(Excerpts from an interface dataset)
- Opening Delimiter -

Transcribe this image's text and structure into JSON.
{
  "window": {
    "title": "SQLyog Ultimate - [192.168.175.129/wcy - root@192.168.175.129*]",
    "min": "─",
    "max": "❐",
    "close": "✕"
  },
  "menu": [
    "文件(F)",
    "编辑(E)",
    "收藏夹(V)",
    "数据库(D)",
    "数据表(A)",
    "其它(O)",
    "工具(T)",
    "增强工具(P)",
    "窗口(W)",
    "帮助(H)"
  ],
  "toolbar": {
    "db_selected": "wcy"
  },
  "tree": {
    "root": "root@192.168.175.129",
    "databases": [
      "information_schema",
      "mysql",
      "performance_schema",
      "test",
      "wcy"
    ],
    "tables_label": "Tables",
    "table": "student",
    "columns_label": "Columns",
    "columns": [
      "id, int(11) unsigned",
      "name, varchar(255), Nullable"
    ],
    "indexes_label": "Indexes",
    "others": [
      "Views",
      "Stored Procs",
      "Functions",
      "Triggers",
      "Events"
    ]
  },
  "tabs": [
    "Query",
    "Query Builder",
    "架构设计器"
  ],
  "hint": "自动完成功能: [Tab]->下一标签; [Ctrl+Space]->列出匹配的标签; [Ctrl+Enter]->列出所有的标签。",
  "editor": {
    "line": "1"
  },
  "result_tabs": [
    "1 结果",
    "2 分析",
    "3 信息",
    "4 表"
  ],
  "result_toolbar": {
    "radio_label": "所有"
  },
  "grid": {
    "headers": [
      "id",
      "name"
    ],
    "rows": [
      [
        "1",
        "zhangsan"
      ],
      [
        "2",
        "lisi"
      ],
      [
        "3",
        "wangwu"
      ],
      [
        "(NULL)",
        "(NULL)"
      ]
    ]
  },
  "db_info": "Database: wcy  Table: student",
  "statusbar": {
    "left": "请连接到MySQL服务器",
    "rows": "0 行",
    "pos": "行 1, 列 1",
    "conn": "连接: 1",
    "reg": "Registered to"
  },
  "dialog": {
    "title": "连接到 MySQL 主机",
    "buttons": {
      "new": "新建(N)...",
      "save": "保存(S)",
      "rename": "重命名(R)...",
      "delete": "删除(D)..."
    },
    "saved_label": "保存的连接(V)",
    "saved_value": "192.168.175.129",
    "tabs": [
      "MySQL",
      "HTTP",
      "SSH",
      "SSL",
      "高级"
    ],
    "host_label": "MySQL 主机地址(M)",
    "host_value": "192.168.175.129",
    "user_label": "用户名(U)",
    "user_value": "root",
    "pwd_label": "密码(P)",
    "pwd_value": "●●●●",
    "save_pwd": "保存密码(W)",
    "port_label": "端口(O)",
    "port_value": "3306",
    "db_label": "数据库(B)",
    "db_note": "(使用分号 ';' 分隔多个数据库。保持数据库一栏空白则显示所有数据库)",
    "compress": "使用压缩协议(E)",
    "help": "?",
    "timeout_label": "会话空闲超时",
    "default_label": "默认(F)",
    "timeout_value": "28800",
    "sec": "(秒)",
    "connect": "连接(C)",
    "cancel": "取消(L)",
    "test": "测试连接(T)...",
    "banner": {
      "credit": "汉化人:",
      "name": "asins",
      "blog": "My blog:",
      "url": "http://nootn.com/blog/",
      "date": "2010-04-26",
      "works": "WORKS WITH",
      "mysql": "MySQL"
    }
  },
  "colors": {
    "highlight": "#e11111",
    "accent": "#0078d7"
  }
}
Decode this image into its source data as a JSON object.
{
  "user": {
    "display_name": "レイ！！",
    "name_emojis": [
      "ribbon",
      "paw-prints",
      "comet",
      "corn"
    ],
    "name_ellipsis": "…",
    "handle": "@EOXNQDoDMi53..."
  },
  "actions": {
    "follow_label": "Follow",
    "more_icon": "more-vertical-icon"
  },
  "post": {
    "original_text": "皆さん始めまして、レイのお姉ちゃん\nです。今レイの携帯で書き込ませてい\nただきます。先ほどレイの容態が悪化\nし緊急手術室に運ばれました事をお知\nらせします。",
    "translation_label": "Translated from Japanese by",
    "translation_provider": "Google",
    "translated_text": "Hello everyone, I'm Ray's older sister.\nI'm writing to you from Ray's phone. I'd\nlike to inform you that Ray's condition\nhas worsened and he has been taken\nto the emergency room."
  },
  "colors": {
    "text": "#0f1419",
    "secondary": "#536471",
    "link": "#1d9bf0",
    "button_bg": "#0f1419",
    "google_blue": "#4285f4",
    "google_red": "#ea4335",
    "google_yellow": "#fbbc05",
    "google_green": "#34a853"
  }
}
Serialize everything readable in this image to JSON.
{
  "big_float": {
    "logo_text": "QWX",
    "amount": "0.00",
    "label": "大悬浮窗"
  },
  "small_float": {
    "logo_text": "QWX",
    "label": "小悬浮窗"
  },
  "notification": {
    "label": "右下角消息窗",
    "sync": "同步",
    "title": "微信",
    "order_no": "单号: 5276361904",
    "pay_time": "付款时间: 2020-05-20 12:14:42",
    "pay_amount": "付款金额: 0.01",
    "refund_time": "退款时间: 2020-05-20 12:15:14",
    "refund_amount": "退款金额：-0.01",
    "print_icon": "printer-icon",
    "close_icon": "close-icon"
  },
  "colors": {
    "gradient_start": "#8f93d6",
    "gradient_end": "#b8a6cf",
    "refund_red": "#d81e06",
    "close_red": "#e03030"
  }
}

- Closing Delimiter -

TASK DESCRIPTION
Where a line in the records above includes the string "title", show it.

FINAL ANSWER
    "title": "SQLyog Ultimate - [192.168.175.129/wcy - root@192.168.175.129*]",
    "title": "连接到 MySQL 主机",
    "title": "微信",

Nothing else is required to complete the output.